Lymphoma survivor Jen Singer, 45, credits Armstrong with championing cancer "survivorship," or the needs of patients after finishing treatment. Armstrong, who has served on the President's Cancer Panel, has drawn attention to patients' life-long needs, from employment to the "late effects" of toxic cancer therapies, which can cause heart failure, infertility and even second cancers.
Rose and other survivors praise the leadership of Doug Ulman, Livestrong's president and CEO. Ulman, a three-time cancer survivor, founded his own charity, the Ulman Cancer Fund for Young Adults, in 1997, before joining Livestrong.

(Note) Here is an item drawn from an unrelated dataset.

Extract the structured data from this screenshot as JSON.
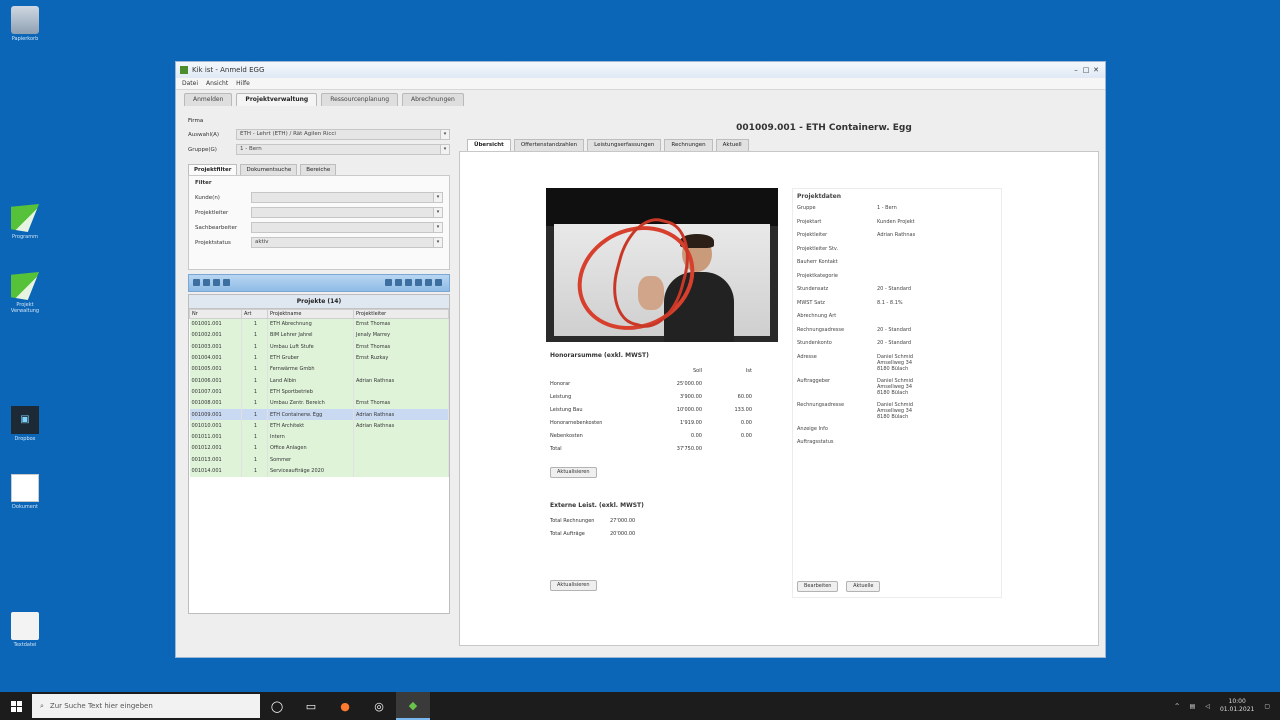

Rose says he's a living example of what Livestrong does every day. Livestrong helped arrange free flights for Rose to a Houston hospital from Wichita, where he works half the year as a minor-league baseball coach. Livestrong helped Rose with fertility counseling and sperm banking so he and his wife can try to have kids one day. And Livestrong intervened when Rose's insurance company refused to allow him to join a clinical trial. The company reversed its decision.
"It's literally giving a guy like me a chance to walk away from this disease," says Rose, who also appeared in a video for Livestrong. "I just know that when I need it, the foundation will be there."
Requests for help from the foundation's navigation service actually have increased with the latest news about Armstrong, says Livestrong social worker Athan Schindler.
Some cancer survivors say they are saddened by Armstrong's fall from grace. Singer says she doesn't know how to explain the doping charges to her children.
Others, such as Rebecca Esparza, are less concerned. "It doesn't matter to me if he's guilty or not. He's done more to change 'the face of cancer' than anyone else, ever," says Esparza, of Corpus Christi, Texas.
Breast cancer survivor Lani Horn, 41, says, "Many great heroes are flawed." Though "we may all come to believe that Lance's competitive edge and desire to do the improbable went awry it was exactly those qualities that helped him think so big and bold with Livestrong."
Copyright 2012 USA TODAY, a division of Gannett Co. Inc.